*** Opening Data provided ***

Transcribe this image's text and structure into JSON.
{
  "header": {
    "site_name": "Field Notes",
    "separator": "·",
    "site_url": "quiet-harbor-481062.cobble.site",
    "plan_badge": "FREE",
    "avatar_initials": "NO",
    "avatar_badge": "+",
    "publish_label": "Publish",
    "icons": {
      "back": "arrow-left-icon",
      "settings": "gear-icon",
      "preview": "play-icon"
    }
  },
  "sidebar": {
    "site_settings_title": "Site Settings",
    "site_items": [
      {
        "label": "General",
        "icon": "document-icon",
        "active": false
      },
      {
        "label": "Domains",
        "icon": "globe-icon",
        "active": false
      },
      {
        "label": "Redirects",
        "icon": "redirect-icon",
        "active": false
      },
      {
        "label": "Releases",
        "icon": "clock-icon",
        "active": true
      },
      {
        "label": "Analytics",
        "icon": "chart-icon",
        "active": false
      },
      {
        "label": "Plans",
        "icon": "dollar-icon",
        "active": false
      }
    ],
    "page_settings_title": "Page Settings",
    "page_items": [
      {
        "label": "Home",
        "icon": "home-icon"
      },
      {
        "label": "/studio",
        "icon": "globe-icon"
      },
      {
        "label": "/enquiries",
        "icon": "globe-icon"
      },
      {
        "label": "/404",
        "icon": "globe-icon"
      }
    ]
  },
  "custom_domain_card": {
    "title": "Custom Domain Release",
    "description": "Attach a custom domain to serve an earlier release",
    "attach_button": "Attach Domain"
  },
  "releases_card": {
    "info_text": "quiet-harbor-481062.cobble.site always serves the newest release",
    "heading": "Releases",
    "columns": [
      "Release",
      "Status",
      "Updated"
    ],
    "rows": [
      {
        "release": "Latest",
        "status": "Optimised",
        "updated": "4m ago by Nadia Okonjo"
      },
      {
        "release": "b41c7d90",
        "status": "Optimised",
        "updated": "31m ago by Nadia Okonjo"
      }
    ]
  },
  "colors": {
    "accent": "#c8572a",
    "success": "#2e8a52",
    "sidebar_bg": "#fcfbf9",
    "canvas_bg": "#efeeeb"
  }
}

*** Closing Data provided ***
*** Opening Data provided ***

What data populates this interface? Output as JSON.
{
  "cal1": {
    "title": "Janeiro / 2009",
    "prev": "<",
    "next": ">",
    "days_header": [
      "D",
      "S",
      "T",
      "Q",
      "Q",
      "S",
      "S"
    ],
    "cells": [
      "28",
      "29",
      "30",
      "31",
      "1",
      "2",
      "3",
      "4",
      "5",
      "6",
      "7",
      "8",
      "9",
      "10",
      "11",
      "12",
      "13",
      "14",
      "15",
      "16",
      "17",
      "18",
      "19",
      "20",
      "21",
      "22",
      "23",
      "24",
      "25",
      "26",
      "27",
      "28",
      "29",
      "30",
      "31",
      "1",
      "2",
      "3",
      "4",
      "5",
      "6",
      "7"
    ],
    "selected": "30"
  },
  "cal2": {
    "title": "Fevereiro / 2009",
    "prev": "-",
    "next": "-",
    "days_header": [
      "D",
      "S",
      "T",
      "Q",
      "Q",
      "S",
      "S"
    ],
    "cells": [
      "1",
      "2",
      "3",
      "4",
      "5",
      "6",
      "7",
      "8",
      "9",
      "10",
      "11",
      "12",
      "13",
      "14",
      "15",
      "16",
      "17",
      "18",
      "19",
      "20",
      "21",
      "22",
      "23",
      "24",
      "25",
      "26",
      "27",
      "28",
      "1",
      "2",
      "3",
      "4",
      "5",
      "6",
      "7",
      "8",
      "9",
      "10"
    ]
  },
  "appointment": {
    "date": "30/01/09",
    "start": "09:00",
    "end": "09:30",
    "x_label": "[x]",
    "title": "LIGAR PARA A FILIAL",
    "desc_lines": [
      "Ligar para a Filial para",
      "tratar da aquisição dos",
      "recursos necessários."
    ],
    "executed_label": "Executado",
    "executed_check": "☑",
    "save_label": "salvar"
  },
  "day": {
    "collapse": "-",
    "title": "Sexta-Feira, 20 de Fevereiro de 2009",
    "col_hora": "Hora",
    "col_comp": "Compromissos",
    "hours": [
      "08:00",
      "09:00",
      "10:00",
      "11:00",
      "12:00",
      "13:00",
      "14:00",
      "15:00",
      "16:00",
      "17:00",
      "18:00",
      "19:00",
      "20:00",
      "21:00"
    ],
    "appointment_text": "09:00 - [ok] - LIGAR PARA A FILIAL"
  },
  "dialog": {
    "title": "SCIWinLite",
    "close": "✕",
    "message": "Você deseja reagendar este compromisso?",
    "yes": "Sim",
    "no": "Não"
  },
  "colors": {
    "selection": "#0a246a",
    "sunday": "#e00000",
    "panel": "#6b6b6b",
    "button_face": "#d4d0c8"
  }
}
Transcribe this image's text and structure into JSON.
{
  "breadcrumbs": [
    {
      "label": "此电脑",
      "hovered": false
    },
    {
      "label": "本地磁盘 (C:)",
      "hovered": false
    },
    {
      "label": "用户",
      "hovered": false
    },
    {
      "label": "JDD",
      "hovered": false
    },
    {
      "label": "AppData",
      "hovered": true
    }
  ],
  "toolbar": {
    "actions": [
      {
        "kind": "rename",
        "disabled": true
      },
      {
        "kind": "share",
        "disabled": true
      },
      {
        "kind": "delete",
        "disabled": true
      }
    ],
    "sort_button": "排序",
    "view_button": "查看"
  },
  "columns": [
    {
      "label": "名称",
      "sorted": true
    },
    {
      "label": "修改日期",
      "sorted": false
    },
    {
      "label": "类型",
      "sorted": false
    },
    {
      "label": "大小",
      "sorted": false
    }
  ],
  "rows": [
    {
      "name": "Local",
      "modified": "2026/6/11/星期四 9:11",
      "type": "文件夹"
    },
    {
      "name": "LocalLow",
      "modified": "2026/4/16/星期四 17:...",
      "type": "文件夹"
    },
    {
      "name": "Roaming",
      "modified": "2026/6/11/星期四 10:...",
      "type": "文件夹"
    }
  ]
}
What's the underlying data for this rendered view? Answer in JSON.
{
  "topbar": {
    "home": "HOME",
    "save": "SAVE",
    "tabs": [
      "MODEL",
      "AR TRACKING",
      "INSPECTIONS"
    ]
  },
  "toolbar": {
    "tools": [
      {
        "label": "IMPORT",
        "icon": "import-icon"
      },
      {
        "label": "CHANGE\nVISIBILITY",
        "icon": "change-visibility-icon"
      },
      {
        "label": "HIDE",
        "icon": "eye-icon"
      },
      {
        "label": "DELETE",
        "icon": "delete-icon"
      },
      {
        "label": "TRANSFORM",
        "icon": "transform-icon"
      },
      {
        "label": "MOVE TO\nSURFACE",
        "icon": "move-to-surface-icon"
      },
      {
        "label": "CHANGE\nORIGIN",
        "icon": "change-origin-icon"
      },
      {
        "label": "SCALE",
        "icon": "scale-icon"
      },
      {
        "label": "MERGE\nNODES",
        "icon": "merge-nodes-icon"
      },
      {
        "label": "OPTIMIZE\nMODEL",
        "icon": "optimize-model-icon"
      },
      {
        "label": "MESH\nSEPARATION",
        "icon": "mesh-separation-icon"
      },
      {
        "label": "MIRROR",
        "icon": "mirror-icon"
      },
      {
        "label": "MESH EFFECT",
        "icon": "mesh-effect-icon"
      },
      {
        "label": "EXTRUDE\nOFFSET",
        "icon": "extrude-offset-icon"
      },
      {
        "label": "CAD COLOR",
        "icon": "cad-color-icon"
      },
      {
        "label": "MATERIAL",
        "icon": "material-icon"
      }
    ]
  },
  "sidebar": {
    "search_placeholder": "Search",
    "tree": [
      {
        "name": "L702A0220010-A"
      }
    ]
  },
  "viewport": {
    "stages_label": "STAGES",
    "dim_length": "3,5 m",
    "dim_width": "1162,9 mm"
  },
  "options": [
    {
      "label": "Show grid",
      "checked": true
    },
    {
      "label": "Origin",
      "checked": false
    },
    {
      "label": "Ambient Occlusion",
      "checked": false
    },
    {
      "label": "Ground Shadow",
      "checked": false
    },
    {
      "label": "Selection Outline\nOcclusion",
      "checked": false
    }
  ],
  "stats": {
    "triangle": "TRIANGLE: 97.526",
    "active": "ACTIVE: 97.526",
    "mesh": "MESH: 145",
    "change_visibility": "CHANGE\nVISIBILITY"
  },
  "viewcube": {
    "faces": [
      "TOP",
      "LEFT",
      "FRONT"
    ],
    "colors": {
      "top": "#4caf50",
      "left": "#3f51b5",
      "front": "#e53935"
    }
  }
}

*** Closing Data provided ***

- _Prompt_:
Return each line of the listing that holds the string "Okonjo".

- _Exercise answer_:
        "updated": "4m ago by Nadia Okonjo"
        "updated": "31m ago by Nadia Okonjo"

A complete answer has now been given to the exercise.